A close friend of post-war American designers George Nelson, and Charles and Ray Eames, Alexander Girard had a love of traditional folk art, toys and miniatures coupled with an adventurous sense of colour. Girard designed everything from architecture to furniture and textiles, and in 1963 started making wodden dolls inpired by a growing collection of art from Mexico, South America, Asia and Eastern Europe. Born in New York City and raised in Florence, Girard was educated in Europe as an architect. In 1952, Girard joined Herman Miller as their Director of Design in the textiles division and worked there for more than 20 years. It was here that he introduced his love of colour to the collection at a time when colour was muted and safe.
By 1962 Girard's collection of folk art had grown to over 100,000 pieces, and today the collection held at the Museum of International Folk Art in Sante Fe, New Mexico, represents the most comprehensive example of cross-cultural folk art in the world.
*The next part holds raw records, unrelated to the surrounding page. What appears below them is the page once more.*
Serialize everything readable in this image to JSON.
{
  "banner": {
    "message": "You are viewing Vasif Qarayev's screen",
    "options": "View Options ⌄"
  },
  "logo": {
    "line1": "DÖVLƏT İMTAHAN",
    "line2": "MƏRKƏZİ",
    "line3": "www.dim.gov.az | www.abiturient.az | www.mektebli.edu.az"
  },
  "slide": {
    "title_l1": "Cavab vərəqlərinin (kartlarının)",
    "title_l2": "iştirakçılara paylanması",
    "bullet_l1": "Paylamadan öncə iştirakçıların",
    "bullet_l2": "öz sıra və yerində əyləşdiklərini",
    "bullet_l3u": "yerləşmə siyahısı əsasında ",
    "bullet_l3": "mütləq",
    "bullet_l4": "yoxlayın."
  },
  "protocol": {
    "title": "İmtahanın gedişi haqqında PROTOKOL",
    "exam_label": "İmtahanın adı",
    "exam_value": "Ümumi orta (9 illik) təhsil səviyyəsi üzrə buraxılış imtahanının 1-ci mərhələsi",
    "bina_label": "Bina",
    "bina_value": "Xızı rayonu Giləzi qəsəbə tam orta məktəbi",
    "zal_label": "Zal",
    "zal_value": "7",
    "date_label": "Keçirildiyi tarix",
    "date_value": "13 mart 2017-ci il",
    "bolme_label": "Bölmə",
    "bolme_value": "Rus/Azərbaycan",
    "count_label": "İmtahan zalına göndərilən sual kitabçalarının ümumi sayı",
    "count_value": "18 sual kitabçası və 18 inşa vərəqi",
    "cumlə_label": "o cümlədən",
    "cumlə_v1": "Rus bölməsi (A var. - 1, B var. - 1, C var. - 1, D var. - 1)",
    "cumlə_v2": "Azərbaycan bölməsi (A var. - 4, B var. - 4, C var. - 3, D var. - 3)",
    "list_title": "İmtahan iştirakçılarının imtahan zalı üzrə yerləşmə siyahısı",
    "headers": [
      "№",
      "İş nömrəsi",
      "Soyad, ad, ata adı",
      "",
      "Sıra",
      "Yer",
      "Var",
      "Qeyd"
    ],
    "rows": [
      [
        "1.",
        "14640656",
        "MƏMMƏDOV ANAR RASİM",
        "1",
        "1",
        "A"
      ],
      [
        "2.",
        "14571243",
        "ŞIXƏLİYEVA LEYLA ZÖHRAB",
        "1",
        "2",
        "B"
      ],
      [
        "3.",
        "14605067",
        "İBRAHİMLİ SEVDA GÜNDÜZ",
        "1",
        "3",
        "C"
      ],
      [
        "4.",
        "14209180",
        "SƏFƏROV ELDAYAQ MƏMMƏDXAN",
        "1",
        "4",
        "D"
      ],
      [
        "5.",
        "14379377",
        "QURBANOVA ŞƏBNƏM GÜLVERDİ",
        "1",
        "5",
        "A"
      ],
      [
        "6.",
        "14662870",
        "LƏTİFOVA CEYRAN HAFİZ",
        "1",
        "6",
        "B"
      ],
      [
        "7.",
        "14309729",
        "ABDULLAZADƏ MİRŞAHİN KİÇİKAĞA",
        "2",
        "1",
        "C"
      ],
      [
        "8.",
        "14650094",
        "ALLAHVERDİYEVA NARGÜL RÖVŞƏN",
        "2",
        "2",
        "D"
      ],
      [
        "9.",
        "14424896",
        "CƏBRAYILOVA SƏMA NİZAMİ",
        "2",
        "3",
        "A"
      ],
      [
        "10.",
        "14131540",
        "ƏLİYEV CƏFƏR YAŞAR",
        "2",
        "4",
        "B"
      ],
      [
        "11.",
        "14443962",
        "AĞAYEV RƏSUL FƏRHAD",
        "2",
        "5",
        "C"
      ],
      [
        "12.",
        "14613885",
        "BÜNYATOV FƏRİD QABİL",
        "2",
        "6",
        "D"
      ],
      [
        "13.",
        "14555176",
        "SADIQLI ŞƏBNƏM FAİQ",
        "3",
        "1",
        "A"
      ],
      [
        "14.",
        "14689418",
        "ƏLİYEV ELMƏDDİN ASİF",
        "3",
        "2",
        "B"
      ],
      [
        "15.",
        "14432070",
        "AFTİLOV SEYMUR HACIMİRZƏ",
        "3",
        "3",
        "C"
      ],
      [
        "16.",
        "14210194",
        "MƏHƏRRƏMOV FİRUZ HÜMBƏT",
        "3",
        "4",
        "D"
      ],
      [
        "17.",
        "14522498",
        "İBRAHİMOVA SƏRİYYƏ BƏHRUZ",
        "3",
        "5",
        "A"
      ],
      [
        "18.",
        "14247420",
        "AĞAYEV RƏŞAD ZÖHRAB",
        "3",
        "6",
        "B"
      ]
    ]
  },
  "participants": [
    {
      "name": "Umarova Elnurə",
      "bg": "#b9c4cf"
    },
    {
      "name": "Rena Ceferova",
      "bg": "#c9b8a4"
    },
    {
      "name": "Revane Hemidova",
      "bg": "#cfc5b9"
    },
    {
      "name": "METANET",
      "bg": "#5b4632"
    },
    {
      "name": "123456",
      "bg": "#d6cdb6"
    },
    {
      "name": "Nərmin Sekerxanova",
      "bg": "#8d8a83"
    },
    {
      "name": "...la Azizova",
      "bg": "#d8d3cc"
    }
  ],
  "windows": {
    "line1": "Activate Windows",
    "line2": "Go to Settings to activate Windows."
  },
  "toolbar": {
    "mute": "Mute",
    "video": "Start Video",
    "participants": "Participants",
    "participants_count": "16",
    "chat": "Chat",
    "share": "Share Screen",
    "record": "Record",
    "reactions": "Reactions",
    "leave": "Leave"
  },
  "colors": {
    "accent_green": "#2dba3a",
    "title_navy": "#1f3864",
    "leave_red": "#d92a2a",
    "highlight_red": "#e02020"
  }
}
Girard's own collection of 11 Wooden Dolls is now produced by the Vitra Design Museum.